Records contained in a dataset
___

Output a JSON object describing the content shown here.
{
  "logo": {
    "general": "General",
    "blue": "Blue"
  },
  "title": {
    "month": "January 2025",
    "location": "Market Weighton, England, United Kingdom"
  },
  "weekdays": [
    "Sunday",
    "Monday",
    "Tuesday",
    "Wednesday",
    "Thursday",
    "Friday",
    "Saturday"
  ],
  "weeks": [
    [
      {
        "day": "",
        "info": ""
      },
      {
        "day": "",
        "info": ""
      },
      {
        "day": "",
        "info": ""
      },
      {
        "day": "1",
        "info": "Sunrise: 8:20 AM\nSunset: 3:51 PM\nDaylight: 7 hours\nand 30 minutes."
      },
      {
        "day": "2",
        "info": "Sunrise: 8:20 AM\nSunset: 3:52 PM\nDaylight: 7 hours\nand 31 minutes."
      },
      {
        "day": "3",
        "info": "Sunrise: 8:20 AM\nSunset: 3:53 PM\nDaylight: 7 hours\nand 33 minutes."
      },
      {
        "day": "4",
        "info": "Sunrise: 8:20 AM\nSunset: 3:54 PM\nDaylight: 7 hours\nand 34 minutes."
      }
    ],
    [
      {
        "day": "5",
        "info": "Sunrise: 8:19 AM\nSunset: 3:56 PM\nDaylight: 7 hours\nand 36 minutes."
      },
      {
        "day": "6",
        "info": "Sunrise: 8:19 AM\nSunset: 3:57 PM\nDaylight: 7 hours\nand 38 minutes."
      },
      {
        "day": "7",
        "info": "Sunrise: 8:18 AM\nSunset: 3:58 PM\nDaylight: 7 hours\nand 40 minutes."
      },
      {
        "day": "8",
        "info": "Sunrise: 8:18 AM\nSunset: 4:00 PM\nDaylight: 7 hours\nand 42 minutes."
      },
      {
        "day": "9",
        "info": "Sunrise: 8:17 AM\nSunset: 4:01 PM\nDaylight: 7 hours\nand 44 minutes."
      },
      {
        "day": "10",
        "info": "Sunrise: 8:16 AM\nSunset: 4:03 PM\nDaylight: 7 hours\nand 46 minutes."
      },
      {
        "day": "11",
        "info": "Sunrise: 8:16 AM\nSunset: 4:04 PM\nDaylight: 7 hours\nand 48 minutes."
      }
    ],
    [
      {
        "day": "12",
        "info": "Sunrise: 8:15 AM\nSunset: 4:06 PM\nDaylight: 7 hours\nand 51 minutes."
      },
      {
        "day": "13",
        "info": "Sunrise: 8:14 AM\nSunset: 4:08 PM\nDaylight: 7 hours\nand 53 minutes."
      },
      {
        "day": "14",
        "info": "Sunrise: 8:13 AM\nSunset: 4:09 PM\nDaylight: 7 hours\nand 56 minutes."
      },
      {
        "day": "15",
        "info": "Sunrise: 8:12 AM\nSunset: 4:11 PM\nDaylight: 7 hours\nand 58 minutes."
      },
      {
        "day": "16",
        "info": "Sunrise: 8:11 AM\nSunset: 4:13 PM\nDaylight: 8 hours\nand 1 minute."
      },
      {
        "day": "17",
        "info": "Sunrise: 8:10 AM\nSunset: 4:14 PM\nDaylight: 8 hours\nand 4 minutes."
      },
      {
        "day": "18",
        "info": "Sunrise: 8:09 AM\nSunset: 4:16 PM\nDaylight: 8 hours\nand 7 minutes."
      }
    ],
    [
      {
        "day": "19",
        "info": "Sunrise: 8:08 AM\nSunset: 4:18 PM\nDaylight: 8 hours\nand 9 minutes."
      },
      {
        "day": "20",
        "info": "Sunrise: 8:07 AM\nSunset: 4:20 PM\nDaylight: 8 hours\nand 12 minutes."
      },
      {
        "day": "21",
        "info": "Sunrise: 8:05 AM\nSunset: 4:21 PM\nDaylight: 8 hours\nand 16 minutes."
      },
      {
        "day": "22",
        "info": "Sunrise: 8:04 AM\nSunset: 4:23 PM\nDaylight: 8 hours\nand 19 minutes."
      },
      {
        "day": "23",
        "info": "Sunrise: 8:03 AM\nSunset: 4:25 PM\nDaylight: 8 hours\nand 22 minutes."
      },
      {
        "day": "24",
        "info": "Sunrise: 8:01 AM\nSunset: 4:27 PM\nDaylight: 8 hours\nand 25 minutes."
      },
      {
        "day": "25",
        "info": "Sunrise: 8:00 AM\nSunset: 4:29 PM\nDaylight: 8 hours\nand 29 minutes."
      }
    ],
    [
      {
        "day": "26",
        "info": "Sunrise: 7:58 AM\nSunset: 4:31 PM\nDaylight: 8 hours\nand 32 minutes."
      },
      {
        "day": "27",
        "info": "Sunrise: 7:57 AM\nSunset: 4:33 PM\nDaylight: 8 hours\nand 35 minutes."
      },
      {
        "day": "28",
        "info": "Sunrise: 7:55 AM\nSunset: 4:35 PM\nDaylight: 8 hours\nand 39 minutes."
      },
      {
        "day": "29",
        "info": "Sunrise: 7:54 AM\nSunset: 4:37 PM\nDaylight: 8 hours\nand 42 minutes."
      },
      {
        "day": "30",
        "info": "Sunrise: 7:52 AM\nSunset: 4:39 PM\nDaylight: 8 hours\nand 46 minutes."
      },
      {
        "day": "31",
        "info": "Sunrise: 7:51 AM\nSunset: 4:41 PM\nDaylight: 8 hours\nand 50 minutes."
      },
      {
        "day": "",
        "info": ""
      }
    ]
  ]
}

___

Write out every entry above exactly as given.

▸ Reply:
Output a JSON object describing the content shown here.
{
  "logo": {
    "general": "General",
    "blue": "Blue"
  },
  "title": {
    "month": "January 2025",
    "location": "Market Weighton, England, United Kingdom"
  },
  "weekdays": [
    "Sunday",
    "Monday",
    "Tuesday",
    "Wednesday",
    "Thursday",
    "Friday",
    "Saturday"
  ],
  "weeks": [
    [
      {
        "day": "",
        "info": ""
      },
      {
        "day": "",
        "info": ""
      },
      {
        "day": "",
        "info": ""
      },
      {
        "day": "1",
        "info": "Sunrise: 8:20 AM\nSunset: 3:51 PM\nDaylight: 7 hours\nand 30 minutes."
      },
      {
        "day": "2",
        "info": "Sunrise: 8:20 AM\nSunset: 3:52 PM\nDaylight: 7 hours\nand 31 minutes."
      },
      {
        "day": "3",
        "info": "Sunrise: 8:20 AM\nSunset: 3:53 PM\nDaylight: 7 hours\nand 33 minutes."
      },
      {
        "day": "4",
        "info": "Sunrise: 8:20 AM\nSunset: 3:54 PM\nDaylight: 7 hours\nand 34 minutes."
      }
    ],
    [
      {
        "day": "5",
        "info": "Sunrise: 8:19 AM\nSunset: 3:56 PM\nDaylight: 7 hours\nand 36 minutes."
      },
      {
        "day": "6",
        "info": "Sunrise: 8:19 AM\nSunset: 3:57 PM\nDaylight: 7 hours\nand 38 minutes."
      },
      {
        "day": "7",
        "info": "Sunrise: 8:18 AM\nSunset: 3:58 PM\nDaylight: 7 hours\nand 40 minutes."
      },
      {
        "day": "8",
        "info": "Sunrise: 8:18 AM\nSunset: 4:00 PM\nDaylight: 7 hours\nand 42 minutes."
      },
      {
        "day": "9",
        "info": "Sunrise: 8:17 AM\nSunset: 4:01 PM\nDaylight: 7 hours\nand 44 minutes."
      },
      {
        "day": "10",
        "info": "Sunrise: 8:16 AM\nSunset: 4:03 PM\nDaylight: 7 hours\nand 46 minutes."
      },
      {
        "day": "11",
        "info": "Sunrise: 8:16 AM\nSunset: 4:04 PM\nDaylight: 7 hours\nand 48 minutes."
      }
    ],
    [
      {
        "day": "12",
        "info": "Sunrise: 8:15 AM\nSunset: 4:06 PM\nDaylight: 7 hours\nand 51 minutes."
      },
      {
        "day": "13",
        "info": "Sunrise: 8:14 AM\nSunset: 4:08 PM\nDaylight: 7 hours\nand 53 minutes."
      },
      {
        "day": "14",
        "info": "Sunrise: 8:13 AM\nSunset: 4:09 PM\nDaylight: 7 hours\nand 56 minutes."
      },
      {
        "day": "15",
        "info": "Sunrise: 8:12 AM\nSunset: 4:11 PM\nDaylight: 7 hours\nand 58 minutes."
      },
      {
        "day": "16",
        "info": "Sunrise: 8:11 AM\nSunset: 4:13 PM\nDaylight: 8 hours\nand 1 minute."
      },
      {
        "day": "17",
        "info": "Sunrise: 8:10 AM\nSunset: 4:14 PM\nDaylight: 8 hours\nand 4 minutes."
      },
      {
        "day": "18",
        "info": "Sunrise: 8:09 AM\nSunset: 4:16 PM\nDaylight: 8 hours\nand 7 minutes."
      }
    ],
    [
      {
        "day": "19",
        "info": "Sunrise: 8:08 AM\nSunset: 4:18 PM\nDaylight: 8 hours\nand 9 minutes."
      },
      {
        "day": "20",
        "info": "Sunrise: 8:07 AM\nSunset: 4:20 PM\nDaylight: 8 hours\nand 12 minutes."
      },
      {
        "day": "21",
        "info": "Sunrise: 8:05 AM\nSunset: 4:21 PM\nDaylight: 8 hours\nand 16 minutes."
      },
      {
        "day": "22",
        "info": "Sunrise: 8:04 AM\nSunset: 4:23 PM\nDaylight: 8 hours\nand 19 minutes."
      },
      {
        "day": "23",
        "info": "Sunrise: 8:03 AM\nSunset: 4:25 PM\nDaylight: 8 hours\nand 22 minutes."
      },
      {
        "day": "24",
        "info": "Sunrise: 8:01 AM\nSunset: 4:27 PM\nDaylight: 8 hours\nand 25 minutes."
      },
      {
        "day": "25",
        "info": "Sunrise: 8:00 AM\nSunset: 4:29 PM\nDaylight: 8 hours\nand 29 minutes."
      }
    ],
    [
      {
        "day": "26",
        "info": "Sunrise: 7:58 AM\nSunset: 4:31 PM\nDaylight: 8 hours\nand 32 minutes."
      },
      {
        "day": "27",
        "info": "Sunrise: 7:57 AM\nSunset: 4:33 PM\nDaylight: 8 hours\nand 35 minutes."
      },
      {
        "day": "28",
        "info": "Sunrise: 7:55 AM\nSunset: 4:35 PM\nDaylight: 8 hours\nand 39 minutes."
      },
      {
        "day": "29",
        "info": "Sunrise: 7:54 AM\nSunset: 4:37 PM\nDaylight: 8 hours\nand 42 minutes."
      },
      {
        "day": "30",
        "info": "Sunrise: 7:52 AM\nSunset: 4:39 PM\nDaylight: 8 hours\nand 46 minutes."
      },
      {
        "day": "31",
        "info": "Sunrise: 7:51 AM\nSunset: 4:41 PM\nDaylight: 8 hours\nand 50 minutes."
      },
      {
        "day": "",
        "info": ""
      }
    ]
  ]
}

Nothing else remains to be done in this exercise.